Most employees want to know how the wellness program will fit into their current schedule and if programs will be offered during or after work. Enhance participation in your wellness programs by helping employees develop goals, whether on an individual basis or as a group. You may want to create teams so employees have a support system as they take on personal and group wellness initiatives.
How can a company’s work environment support wellness?
A common error is to launch a wellness program that promotes healthy eating and exercise while still offering doughnuts during morning meetings or ordering monthly birthday cakes. Simply, practice what you preach. Instead of doughnuts, offer healthy granola bars and fruit. In place of your typical birthday cake, offer a fruit pizza or a trifle filled with fruit and low-fat yogurt and angel food cake. Many other creative healthy food alternatives are available on the Internet.
How can a company continually motivate its employees?
While some employees are motivated by the idea of being healthy, others need an incentive such as an award, recognition, monetary compensation, paid time off, etc. A wellness team (subject to management’s approval) should offer a variety of incentives to have the most impact. An incentive does not have to be costly to offer motivation, so be creative as you develop incentives for your work environment.
What worksite activities or programs can promote wellness?
Innovative, low-cost activities are simple. The following list includes examples of activities that can enhance your company’s wellness program:
- Provide healthy eating reminders and prompts to employees via e-mail, posters and/or payroll stuffers.
- Create an employee cookbook filled with healthy recipes.
- Allow access to on-site and off-site gyms and recreational activities before, during and after work hours.
- Offer flexible work hours to allow for physical activity during the day.
- Host ‘walk-and-talk’ meetings.
A company should evaluate its wellness program on an annual basis so the wellness team can make strategic plans for subsequent years. A wellness program will quickly become stale if the same activities are repeated year after year. It is important to be creative and implement new ideas.

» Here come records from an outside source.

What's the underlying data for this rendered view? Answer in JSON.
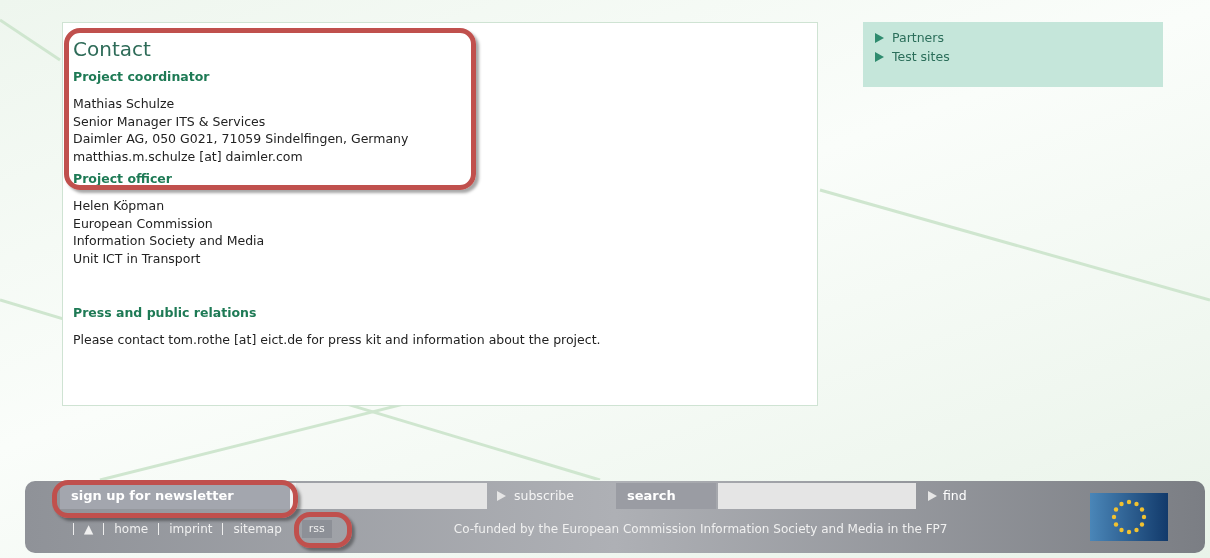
{
  "main": {
    "title": "Contact",
    "highlighted": true,
    "sections": [
      {
        "heading": "Project coordinator",
        "lines": [
          "Mathias Schulze",
          "Senior Manager ITS & Services",
          "Daimler AG, 050 G021, 71059 Sindelfingen, Germany",
          "matthias.m.schulze [at] daimler.com"
        ]
      },
      {
        "heading": "Project officer",
        "lines": [
          "Helen Köpman",
          "European Commission",
          "Information Society and Media",
          "Unit ICT in Transport"
        ]
      },
      {
        "heading": "Press and public relations",
        "lines": [
          "Please contact tom.rothe [at] eict.de for press kit and information about the project."
        ]
      }
    ]
  },
  "sidebar": {
    "items": [
      "Partners",
      "Test sites"
    ]
  },
  "footer": {
    "newsletter": {
      "label": "sign up for newsletter",
      "button": "subscribe",
      "highlighted": true
    },
    "search": {
      "label": "search",
      "button": "find"
    },
    "links": [
      {
        "label": "▲",
        "highlighted": false
      },
      {
        "label": "home",
        "highlighted": false
      },
      {
        "label": "imprint",
        "highlighted": false
      },
      {
        "label": "sitemap",
        "highlighted": false
      },
      {
        "label": "rss",
        "highlighted": true
      }
    ],
    "cofunded": "Co-funded by the European Commission Information Society and Media in the FP7"
  }
}
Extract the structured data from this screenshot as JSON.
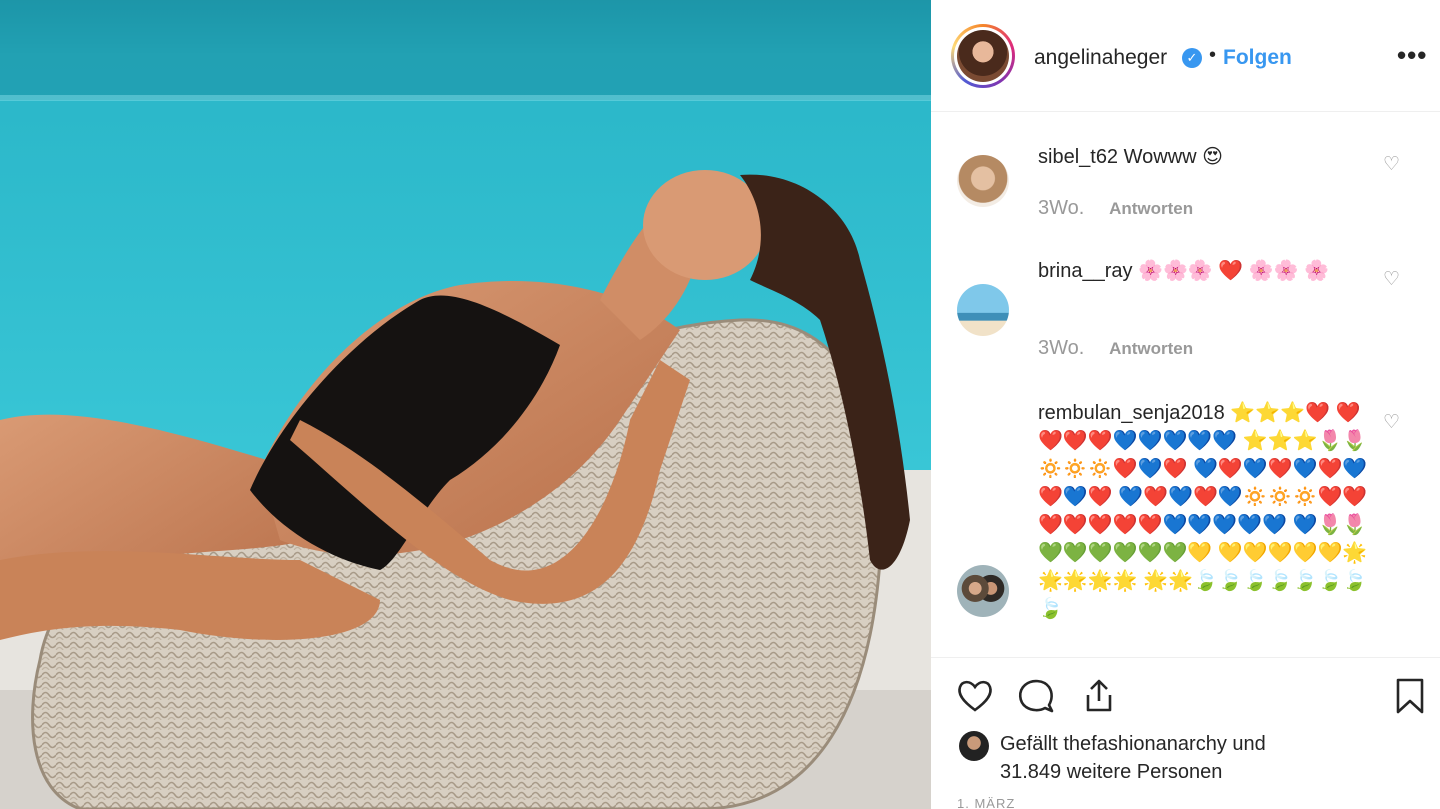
{
  "post": {
    "username": "angelinaheger",
    "verified_mark": "✓",
    "separator": "•",
    "follow_label": "Folgen",
    "more_label": "•••"
  },
  "comments": [
    {
      "user": "sibel_t62",
      "text": "Wowww 😍",
      "time": "3Wo.",
      "reply": "Antworten"
    },
    {
      "user": "brina__ray",
      "text": "🌸🌸🌸 ❤️ 🌸🌸 🌸",
      "time": "3Wo.",
      "reply": "Antworten"
    },
    {
      "user": "rembulan_senja2018",
      "text": "⭐⭐⭐❤️ ❤️❤️❤️❤️💙💙💙💙💙 ⭐⭐⭐🌷🌷🔅🔅🔅❤️💙❤️ 💙❤️💙❤️💙❤️💙❤️💙❤️ 💙❤️💙❤️💙🔅🔅🔅❤️❤️ ❤️❤️❤️❤️❤️💙💙💙💙💙 💙🌷🌷💚💚💚💚💚💚💛 💛💛💛💛💛🌟🌟🌟🌟🌟 🌟🌟🍃🍃🍃🍃🍃🍃🍃🍃"
    }
  ],
  "actions": {
    "like_icon": "heart-icon",
    "comment_icon": "comment-icon",
    "share_icon": "share-icon",
    "save_icon": "bookmark-icon"
  },
  "likes": {
    "prefix": "Gefällt",
    "liker": "thefashionanarchy",
    "suffix": "und",
    "count_text": "31.849 weitere Personen"
  },
  "date": "1. MÄRZ",
  "colors": {
    "link": "#3897f0",
    "muted": "#999999",
    "pool": "#2bbfcf"
  }
}
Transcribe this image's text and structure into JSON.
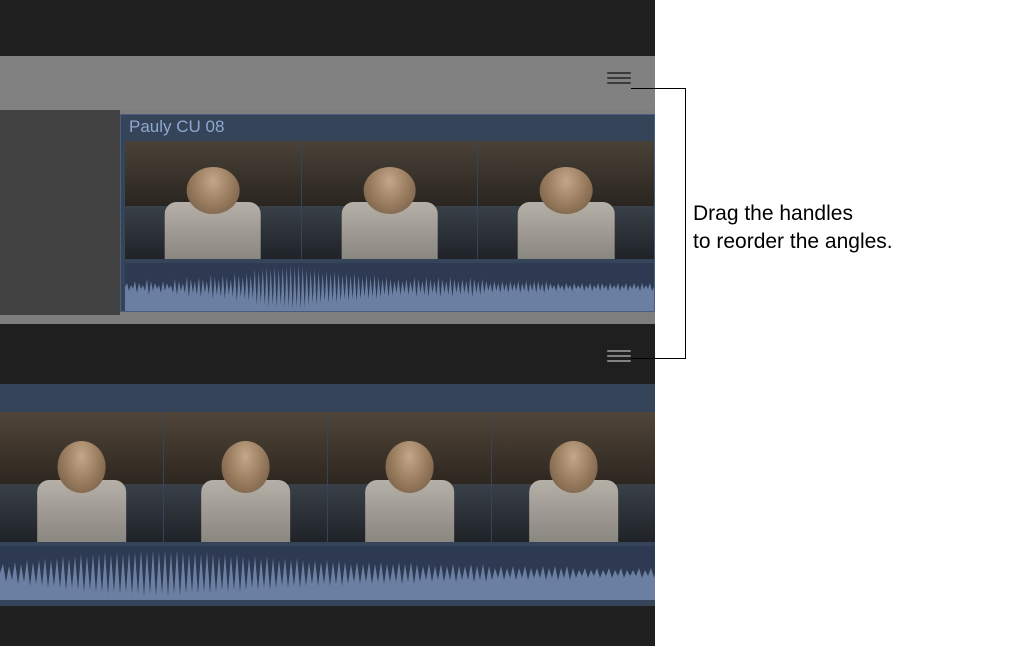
{
  "callout": {
    "line1": "Drag the handles",
    "line2": "to reorder the angles."
  },
  "angles": [
    {
      "clipLabel": "Pauly CU 08",
      "handleName": "reorder-handle-angle-1"
    },
    {
      "clipLabel": "",
      "handleName": "reorder-handle-angle-2"
    }
  ],
  "colors": {
    "clipBackground": "#36445a",
    "clipLabelColor": "#8fa8d0",
    "rowHeaderLight": "#818181",
    "rowHeaderDark": "#1f1f1f",
    "waveformFill": "#6b7fa3"
  }
}
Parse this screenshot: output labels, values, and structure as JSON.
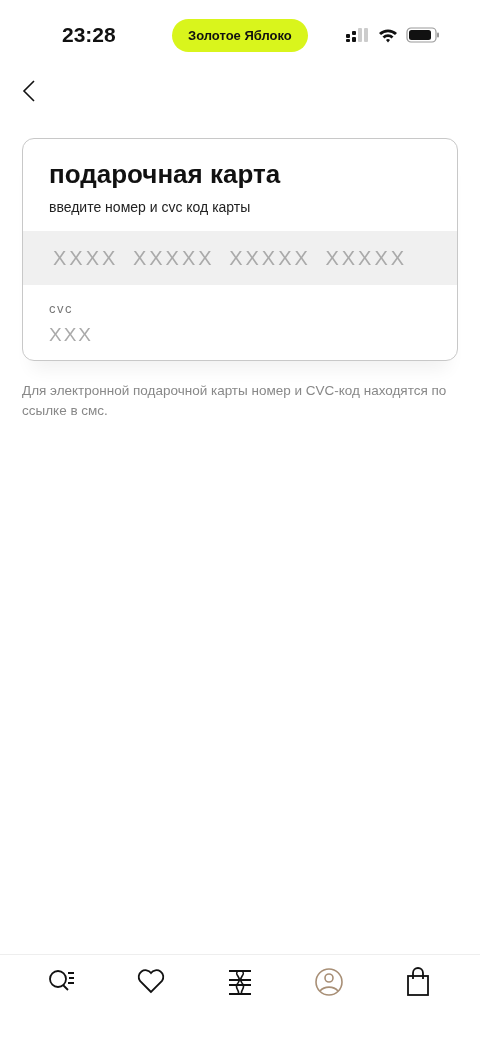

Renay Gontis is the communications coordinator for JRG Advisors, the management company for ChamberChoice. Reach her at (412) 456-7011 or firstname.lastname@example.org.